WORK REQUEST -
In the data, find the word "老董结构工具箱" and copy out every line that has it.
----------------------------------------
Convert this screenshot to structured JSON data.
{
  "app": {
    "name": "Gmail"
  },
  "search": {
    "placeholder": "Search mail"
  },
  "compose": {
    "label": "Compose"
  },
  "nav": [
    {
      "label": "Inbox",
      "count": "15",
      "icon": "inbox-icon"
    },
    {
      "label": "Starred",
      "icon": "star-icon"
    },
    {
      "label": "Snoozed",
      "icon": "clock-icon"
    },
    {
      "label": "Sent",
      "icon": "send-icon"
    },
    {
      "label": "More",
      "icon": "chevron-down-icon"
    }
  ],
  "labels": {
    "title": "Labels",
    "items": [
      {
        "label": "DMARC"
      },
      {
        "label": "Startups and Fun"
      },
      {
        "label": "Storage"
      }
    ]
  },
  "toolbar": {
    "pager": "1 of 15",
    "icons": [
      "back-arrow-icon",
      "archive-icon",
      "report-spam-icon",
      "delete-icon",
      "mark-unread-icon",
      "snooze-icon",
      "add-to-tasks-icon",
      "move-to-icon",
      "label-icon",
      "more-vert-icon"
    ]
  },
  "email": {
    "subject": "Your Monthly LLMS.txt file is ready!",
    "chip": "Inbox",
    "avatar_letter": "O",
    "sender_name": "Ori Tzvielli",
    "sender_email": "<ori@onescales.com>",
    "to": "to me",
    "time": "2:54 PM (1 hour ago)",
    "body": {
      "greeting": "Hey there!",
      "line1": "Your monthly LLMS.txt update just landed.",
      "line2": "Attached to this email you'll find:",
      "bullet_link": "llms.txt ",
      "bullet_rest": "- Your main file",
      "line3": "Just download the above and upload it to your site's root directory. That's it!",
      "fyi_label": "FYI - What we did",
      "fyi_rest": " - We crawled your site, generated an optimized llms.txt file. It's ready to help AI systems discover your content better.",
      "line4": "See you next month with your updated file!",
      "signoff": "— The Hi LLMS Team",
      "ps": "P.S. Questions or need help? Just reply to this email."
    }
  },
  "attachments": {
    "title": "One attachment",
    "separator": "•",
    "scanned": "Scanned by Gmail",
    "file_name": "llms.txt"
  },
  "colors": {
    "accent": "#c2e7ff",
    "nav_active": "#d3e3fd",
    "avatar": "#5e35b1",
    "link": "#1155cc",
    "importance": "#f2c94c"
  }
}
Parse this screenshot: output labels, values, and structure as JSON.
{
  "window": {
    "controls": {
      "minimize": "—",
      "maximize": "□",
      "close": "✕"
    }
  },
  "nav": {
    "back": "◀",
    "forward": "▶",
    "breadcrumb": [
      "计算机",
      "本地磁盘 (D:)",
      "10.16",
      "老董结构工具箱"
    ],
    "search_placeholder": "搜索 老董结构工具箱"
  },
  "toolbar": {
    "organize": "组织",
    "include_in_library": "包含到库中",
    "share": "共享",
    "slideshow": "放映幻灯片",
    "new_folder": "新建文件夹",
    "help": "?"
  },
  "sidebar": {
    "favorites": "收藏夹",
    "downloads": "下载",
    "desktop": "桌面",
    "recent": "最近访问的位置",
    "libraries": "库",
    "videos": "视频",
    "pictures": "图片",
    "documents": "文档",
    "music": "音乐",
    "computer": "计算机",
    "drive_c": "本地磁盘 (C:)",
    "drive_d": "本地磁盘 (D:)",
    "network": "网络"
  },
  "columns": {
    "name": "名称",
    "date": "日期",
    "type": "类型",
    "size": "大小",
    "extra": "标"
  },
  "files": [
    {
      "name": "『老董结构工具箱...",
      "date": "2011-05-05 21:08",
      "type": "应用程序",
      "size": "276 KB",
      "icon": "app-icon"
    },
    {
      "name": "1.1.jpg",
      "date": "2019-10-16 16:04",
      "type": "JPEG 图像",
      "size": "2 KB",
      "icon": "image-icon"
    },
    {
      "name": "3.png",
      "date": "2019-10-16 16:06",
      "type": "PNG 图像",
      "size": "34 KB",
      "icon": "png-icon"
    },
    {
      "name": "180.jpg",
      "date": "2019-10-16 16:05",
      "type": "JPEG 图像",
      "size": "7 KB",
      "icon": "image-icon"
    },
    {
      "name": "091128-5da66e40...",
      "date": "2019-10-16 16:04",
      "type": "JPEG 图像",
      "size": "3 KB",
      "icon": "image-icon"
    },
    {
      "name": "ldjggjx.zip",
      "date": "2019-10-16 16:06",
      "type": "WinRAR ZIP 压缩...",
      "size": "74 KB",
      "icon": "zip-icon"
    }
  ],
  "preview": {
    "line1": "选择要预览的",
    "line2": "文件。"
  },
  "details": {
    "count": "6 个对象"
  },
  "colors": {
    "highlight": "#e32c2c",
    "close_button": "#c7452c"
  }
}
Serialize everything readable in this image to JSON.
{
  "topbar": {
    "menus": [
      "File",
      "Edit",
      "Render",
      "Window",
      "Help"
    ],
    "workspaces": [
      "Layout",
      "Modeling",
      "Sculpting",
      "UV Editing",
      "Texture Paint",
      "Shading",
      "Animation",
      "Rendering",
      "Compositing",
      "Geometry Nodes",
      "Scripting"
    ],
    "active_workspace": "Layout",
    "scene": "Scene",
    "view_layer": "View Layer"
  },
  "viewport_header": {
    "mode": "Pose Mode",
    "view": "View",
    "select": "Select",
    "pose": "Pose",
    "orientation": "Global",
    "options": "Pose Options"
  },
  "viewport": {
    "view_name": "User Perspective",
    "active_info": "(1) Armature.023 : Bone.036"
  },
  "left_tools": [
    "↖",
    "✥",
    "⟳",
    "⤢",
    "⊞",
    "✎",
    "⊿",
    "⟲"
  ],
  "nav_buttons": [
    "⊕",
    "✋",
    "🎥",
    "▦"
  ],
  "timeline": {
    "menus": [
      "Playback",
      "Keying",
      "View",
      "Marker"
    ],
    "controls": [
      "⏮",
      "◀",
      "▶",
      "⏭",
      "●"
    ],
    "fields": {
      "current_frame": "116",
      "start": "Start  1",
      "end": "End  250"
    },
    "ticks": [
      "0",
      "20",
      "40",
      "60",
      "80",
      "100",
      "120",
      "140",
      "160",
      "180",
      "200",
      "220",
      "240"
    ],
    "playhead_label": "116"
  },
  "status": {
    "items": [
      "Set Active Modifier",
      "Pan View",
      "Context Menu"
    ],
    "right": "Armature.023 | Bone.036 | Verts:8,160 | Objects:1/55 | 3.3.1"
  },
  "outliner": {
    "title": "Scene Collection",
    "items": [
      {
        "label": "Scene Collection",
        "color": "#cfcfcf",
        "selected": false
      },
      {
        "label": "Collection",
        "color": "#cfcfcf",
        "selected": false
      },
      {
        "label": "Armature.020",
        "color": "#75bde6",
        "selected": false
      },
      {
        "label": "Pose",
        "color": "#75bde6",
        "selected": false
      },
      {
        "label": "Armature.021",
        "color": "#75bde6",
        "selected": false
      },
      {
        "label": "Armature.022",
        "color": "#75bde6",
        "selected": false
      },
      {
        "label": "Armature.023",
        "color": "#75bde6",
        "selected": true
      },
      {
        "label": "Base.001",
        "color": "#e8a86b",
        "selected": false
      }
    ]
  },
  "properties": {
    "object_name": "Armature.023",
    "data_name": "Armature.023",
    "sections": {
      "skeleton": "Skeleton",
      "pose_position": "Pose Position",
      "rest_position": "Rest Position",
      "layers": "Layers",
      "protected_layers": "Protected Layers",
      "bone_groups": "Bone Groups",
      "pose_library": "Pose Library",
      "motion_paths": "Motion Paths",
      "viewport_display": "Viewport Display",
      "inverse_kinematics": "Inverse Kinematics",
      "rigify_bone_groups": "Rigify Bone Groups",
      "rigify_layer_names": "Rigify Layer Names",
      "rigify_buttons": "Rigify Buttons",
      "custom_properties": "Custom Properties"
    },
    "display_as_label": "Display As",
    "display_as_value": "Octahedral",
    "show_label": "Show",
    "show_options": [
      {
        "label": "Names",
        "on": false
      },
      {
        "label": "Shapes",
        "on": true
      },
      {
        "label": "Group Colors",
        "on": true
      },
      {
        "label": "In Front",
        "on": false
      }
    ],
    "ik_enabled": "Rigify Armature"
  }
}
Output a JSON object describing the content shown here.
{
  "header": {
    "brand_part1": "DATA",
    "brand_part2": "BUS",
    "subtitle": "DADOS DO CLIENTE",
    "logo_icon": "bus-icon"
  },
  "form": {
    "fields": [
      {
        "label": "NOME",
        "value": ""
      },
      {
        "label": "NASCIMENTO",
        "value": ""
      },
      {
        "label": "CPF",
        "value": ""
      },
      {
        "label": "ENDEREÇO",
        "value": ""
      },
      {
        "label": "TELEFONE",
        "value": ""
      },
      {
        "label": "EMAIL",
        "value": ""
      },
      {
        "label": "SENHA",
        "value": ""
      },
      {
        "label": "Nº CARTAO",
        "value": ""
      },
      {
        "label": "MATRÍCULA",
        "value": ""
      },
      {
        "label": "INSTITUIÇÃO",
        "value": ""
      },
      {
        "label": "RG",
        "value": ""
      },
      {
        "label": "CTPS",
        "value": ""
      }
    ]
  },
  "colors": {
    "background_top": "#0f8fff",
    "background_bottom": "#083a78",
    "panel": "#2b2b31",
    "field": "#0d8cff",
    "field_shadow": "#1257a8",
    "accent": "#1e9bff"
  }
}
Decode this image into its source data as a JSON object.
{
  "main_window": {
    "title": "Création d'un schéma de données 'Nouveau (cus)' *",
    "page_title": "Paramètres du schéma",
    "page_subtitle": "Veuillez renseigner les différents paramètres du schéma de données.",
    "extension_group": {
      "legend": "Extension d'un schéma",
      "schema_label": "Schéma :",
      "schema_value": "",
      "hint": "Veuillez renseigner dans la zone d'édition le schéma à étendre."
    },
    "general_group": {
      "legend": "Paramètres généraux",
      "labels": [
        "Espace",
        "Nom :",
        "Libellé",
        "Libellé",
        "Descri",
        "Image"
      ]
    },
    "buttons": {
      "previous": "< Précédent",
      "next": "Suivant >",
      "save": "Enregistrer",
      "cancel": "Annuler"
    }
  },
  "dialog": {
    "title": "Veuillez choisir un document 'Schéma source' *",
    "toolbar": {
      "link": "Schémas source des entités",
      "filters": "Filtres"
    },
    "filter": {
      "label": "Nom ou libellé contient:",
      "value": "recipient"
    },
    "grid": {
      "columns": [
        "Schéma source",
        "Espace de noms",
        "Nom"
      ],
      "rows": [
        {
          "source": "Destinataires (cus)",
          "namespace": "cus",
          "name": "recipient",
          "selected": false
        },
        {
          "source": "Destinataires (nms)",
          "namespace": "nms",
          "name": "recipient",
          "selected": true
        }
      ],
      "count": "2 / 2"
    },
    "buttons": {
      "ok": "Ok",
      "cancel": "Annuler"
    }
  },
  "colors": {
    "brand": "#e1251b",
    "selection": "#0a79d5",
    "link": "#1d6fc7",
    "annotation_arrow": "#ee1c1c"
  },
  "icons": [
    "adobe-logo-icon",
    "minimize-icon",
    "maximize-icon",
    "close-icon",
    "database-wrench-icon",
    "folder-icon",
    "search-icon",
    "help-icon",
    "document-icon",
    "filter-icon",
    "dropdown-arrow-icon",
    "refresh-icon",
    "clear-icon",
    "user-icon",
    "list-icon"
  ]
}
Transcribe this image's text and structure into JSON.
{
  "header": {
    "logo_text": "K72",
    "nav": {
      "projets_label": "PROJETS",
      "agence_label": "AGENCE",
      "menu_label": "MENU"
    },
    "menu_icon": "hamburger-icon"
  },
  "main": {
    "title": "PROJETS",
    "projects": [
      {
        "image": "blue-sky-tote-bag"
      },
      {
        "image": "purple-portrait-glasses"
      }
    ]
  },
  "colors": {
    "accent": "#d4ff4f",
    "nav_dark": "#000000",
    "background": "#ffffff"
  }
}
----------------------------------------
COMPLETED TASK -
      "老董结构工具箱"
    "search_placeholder": "搜索 老董结构工具箱"
      "name": "『老董结构工具箱...",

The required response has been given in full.